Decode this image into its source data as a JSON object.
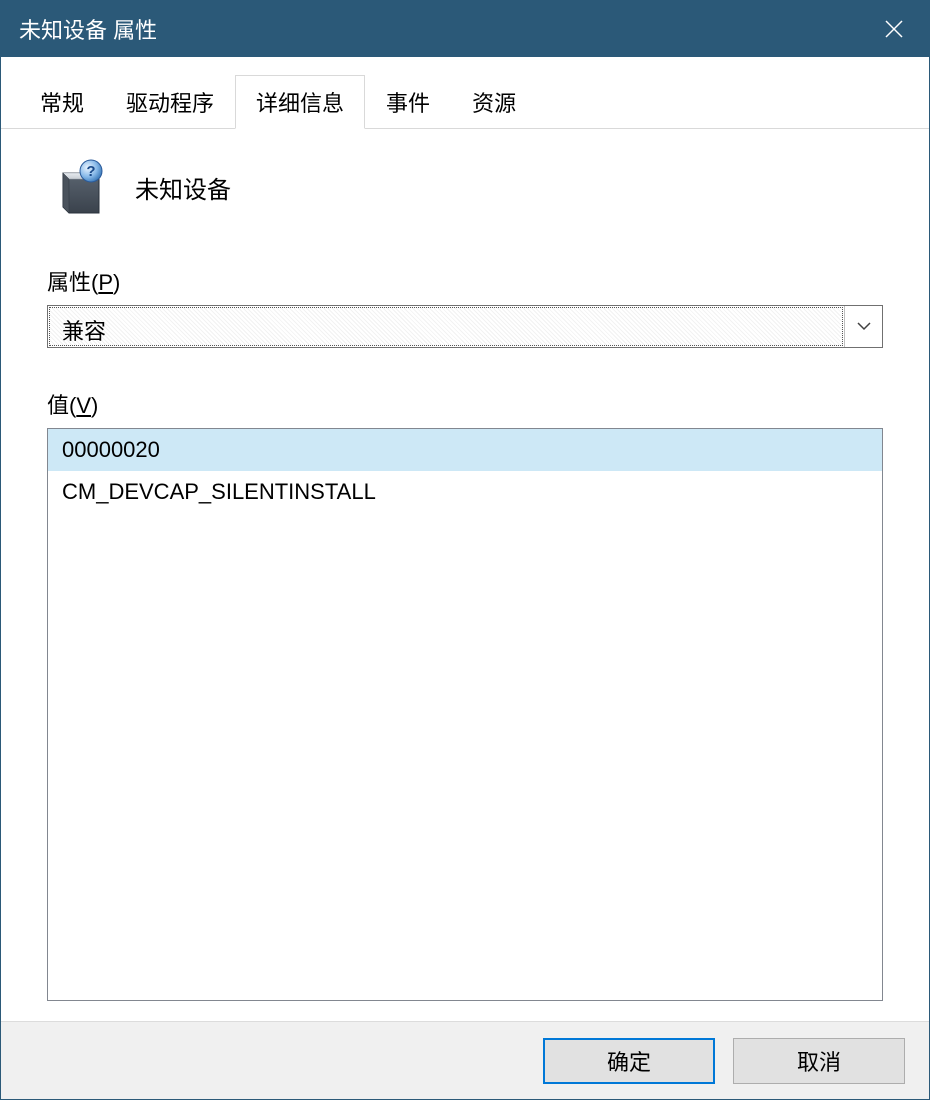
{
  "window": {
    "title": "未知设备 属性"
  },
  "tabs": {
    "items": [
      {
        "label": "常规"
      },
      {
        "label": "驱动程序"
      },
      {
        "label": "详细信息"
      },
      {
        "label": "事件"
      },
      {
        "label": "资源"
      }
    ],
    "activeIndex": 2
  },
  "device": {
    "name": "未知设备"
  },
  "property": {
    "label_prefix": "属性(",
    "hotkey": "P",
    "label_suffix": ")",
    "selected": "兼容"
  },
  "values": {
    "label_prefix": "值(",
    "hotkey": "V",
    "label_suffix": ")",
    "items": [
      "00000020",
      "CM_DEVCAP_SILENTINSTALL"
    ],
    "selectedIndex": 0
  },
  "buttons": {
    "ok": "确定",
    "cancel": "取消"
  }
}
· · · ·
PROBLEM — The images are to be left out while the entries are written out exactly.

ANSWER SECTION —
Decode this image into its source data as a JSON object.
{
  "window": {
    "title": "未知设备 属性"
  },
  "tabs": {
    "items": [
      {
        "label": "常规"
      },
      {
        "label": "驱动程序"
      },
      {
        "label": "详细信息"
      },
      {
        "label": "事件"
      },
      {
        "label": "资源"
      }
    ],
    "activeIndex": 2
  },
  "device": {
    "name": "未知设备"
  },
  "property": {
    "label_prefix": "属性(",
    "hotkey": "P",
    "label_suffix": ")",
    "selected": "兼容"
  },
  "values": {
    "label_prefix": "值(",
    "hotkey": "V",
    "label_suffix": ")",
    "items": [
      "00000020",
      "CM_DEVCAP_SILENTINSTALL"
    ],
    "selectedIndex": 0
  },
  "buttons": {
    "ok": "确定",
    "cancel": "取消"
  }
}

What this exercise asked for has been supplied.